If you want to sample some decent local cooking then I can recommend the Mill Cafe which has a really good selection of quality food, and the coffee’s not bad either. All in all this attraction makes a great family day out.
The history of New Lanark World Heritage Site
While the New Lanark cotton mills were actually founded in 1786 by entrepreneur David Dale, it was Robert Owen, his son-in-law, who was to become the mill manager that revolutionised the industry.
Like many of the cotton mills of the time, when New Lanark initially began producing cotton it utilized the services of around 2500 workers from the poorhouses of Glasgow and Edinburgh, and these workers were forced to live in fairly terrible conditions.
The accommodation was overcrowded and dirty and the worker’s children were uneducated with little chance of ever improving their lot in life.
David Owen realized that education was key to a successful workforce and so he began a new system of social welfare plans that included the building of a nursery and a school for the 500 children living at New Lanark, and each family was given clean accommodation in the newly built tenement blocks close to the main mill buildings.
They were also given fair wages and free health care (unthinkable for other mill owners at the time), and it’s this forward thinking that prompted UNESCO to designate the entire mill as a world heritage site in order to preserve this important piece of industrial history.
This radical thinking was completely contrary to how business was ordinarily conducted in the 18th-century and many of his peers believed Owen would go bankrupt.
However, to their astonishment not only did his business survive, but it flourished to the point where statesmen and royalty from across Europe would regularly come to New Lanark to see for themselves the brave new way of working that benefitted both the mill owners and their workers.

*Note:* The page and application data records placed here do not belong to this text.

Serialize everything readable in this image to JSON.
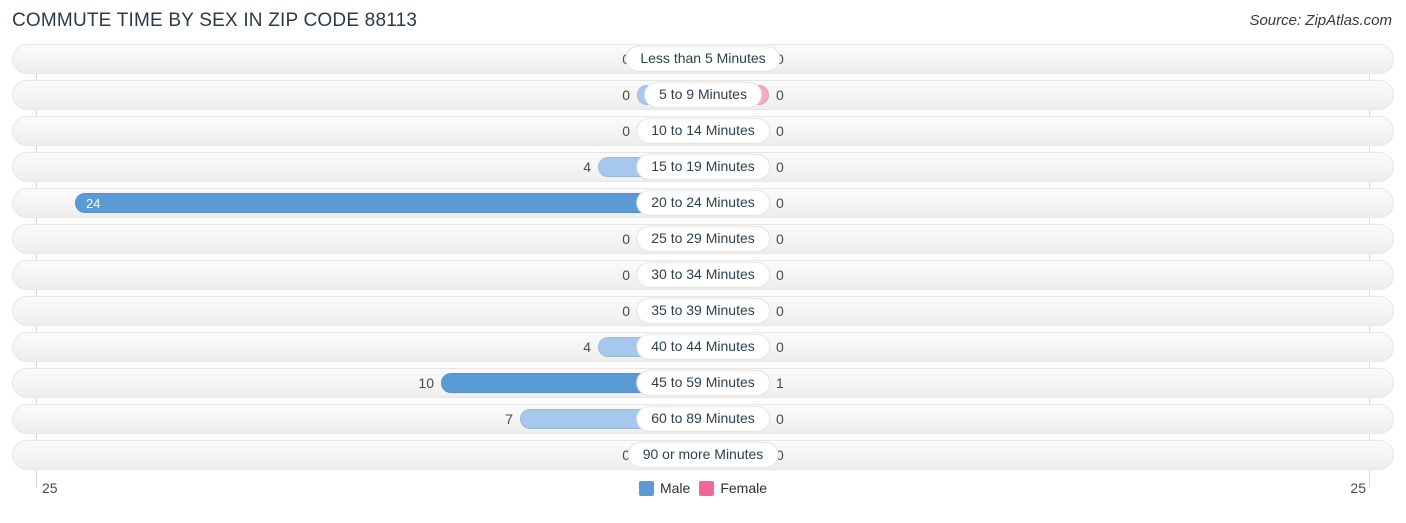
{
  "header": {
    "title": "COMMUTE TIME BY SEX IN ZIP CODE 88113",
    "source": "Source: ZipAtlas.com"
  },
  "legend": {
    "male_label": "Male",
    "female_label": "Female",
    "male_color": "#5b9bd5",
    "female_color": "#f4669a"
  },
  "axis": {
    "left_value": "25",
    "right_value": "25",
    "max": 25
  },
  "colors": {
    "male_light": "#a6c8ec",
    "male_strong": "#5b9bd5",
    "female_light": "#f9a8c4",
    "female_strong": "#f4669a",
    "track_border": "#e6e6e6",
    "title": "#2b3a4a"
  },
  "chart_data": {
    "type": "bar",
    "title": "COMMUTE TIME BY SEX IN ZIP CODE 88113",
    "subtitle": "",
    "xlabel": "",
    "ylabel": "",
    "orientation": "horizontal-diverging",
    "legend_position": "bottom-center",
    "grid": false,
    "xlim": [
      0,
      25
    ],
    "categories": [
      "Less than 5 Minutes",
      "5 to 9 Minutes",
      "10 to 14 Minutes",
      "15 to 19 Minutes",
      "20 to 24 Minutes",
      "25 to 29 Minutes",
      "30 to 34 Minutes",
      "35 to 39 Minutes",
      "40 to 44 Minutes",
      "45 to 59 Minutes",
      "60 to 89 Minutes",
      "90 or more Minutes"
    ],
    "series": [
      {
        "name": "Male",
        "values": [
          0,
          0,
          0,
          4,
          24,
          0,
          0,
          0,
          4,
          10,
          7,
          0
        ]
      },
      {
        "name": "Female",
        "values": [
          0,
          0,
          0,
          0,
          0,
          0,
          0,
          0,
          0,
          1,
          0,
          0
        ]
      }
    ]
  },
  "rows": [
    {
      "label": "Less than 5 Minutes",
      "male": "0",
      "female": "0"
    },
    {
      "label": "5 to 9 Minutes",
      "male": "0",
      "female": "0"
    },
    {
      "label": "10 to 14 Minutes",
      "male": "0",
      "female": "0"
    },
    {
      "label": "15 to 19 Minutes",
      "male": "4",
      "female": "0"
    },
    {
      "label": "20 to 24 Minutes",
      "male": "24",
      "female": "0"
    },
    {
      "label": "25 to 29 Minutes",
      "male": "0",
      "female": "0"
    },
    {
      "label": "30 to 34 Minutes",
      "male": "0",
      "female": "0"
    },
    {
      "label": "35 to 39 Minutes",
      "male": "0",
      "female": "0"
    },
    {
      "label": "40 to 44 Minutes",
      "male": "4",
      "female": "0"
    },
    {
      "label": "45 to 59 Minutes",
      "male": "10",
      "female": "1"
    },
    {
      "label": "60 to 89 Minutes",
      "male": "7",
      "female": "0"
    },
    {
      "label": "90 or more Minutes",
      "male": "0",
      "female": "0"
    }
  ]
}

It’s been said that all modern workers rights descend from the efforts made by Owen and his colleagues to improve the living conditions of the poor, and the newly refurbished visitor centre at New Lanark goes some way towards honouring the man and his incredible mill village that was to become the model for worker’s living conditions throughout the world.
What I liked about this attraction

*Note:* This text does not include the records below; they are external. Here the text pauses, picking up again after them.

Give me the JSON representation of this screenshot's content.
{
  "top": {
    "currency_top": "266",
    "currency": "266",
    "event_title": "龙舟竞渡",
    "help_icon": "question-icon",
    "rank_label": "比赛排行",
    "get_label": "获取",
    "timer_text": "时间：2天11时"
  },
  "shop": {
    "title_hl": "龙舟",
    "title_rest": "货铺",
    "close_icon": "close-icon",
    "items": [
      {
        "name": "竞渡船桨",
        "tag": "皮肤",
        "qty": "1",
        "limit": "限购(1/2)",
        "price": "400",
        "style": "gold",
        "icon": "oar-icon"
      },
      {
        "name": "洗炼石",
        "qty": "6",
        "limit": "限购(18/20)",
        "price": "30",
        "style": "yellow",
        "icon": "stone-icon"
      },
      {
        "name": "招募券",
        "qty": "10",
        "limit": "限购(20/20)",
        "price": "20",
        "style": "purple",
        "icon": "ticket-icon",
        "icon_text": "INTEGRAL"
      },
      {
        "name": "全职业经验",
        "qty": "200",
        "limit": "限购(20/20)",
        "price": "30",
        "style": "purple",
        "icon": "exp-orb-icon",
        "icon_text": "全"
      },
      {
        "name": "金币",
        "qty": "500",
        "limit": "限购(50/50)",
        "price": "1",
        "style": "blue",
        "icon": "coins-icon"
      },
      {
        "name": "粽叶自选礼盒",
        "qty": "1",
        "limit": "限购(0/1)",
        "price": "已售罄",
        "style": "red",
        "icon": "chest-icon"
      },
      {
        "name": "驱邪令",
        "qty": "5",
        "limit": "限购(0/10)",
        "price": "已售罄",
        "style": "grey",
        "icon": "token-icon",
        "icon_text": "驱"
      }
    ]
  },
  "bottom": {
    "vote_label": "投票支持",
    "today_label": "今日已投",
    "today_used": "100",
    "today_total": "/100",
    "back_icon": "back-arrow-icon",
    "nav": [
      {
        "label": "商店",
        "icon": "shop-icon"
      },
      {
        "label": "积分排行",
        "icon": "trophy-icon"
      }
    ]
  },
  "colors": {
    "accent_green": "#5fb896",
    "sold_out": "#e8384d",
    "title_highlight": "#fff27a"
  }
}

- It’s a fascinating glimpse into the lives of cotton mill workers
- It’s a unique attraction that’s both fun and informative

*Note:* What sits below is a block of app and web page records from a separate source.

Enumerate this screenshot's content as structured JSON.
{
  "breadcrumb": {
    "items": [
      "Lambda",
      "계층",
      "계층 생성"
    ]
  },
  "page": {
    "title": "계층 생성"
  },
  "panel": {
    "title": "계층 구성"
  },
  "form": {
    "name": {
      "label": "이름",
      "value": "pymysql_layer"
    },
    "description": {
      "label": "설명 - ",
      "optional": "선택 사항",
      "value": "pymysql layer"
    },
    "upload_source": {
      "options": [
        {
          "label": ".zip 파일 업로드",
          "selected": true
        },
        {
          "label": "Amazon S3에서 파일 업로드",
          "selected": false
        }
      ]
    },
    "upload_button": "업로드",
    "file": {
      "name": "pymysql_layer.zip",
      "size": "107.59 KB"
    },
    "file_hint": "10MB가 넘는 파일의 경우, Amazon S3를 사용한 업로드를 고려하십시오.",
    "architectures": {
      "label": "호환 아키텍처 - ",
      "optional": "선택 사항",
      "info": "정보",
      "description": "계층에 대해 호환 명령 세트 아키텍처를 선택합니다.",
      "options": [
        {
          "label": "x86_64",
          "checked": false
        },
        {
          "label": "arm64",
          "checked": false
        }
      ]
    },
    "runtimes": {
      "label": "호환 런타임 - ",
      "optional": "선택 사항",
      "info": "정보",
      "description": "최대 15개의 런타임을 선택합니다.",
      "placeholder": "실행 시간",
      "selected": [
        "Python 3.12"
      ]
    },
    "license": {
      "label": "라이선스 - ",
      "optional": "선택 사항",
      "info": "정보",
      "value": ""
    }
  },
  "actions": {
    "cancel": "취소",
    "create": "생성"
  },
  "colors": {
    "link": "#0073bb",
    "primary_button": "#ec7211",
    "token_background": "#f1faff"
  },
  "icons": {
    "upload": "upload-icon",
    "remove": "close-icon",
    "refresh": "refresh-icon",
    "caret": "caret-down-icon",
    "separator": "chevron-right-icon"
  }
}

- The carriage ride with Annie is great for kids
My top tips
- If you visit on a sunny day take a look at the rooftop terrace garden
- There’s a nice walk through the woods if you follow the circular path at the southern end of the attraction
Address and map
New Lanark World Heritage Site,
Prices and opening times
- Adult: £13.95
- Senior: £11.50
- Child: £9.95
- Child (under 3 years): Free
- Family of 3: £32.95
- Family of 4: £43.95
- Family of 5: £49.95
- Visitor Centre: April – October: 10am – 5pm, November – March: 10am-4pm
- Mill Shop & Mill Café: Monday-Saturday 9am-5pm, Sunday 10am – 5pm
Getting there: Car park on-site
Getting around: Easy-access paths, Disabled access, Pushchair access
On-site conveniences: Gift shop, Hot drinks, Restaurant, Snacks, Toilets
Planning a trip to Scotland?
- Want a memento of your visit? Discover a range of quality Scottish gifts in my Etsy shop. Sale now on!
- Find hotels in Scotland and book your rental car.
- Explore the country with Rabbies small group coach tours or get cheap advance tickets for attractions.
- Learn about Scotland with a range of Amazon books and prepare for hikes with
Ordnance Survey maps.
- Before you explore the great outdoors get your rain gear in place and don’t forget to buy Smidge anti-midge repellent!
- Join my email list and get a FREE downloadable ebook about the best attractions in Edinburgh.
My latest guides
- A Guide To: Finlaggan – Isle of Islay January 20, 2020
- A Guide To: Ben Lawers – Perth & Kinross January 16, 2020
- A Guide To: Dunbar Harbour – East Lothian January 14, 2020
- A Guide To: Linlithgow Palace – West Lothian January 3, 2020
- A Guide To: Blackness Castle – Southeast Scotland December 19, 2019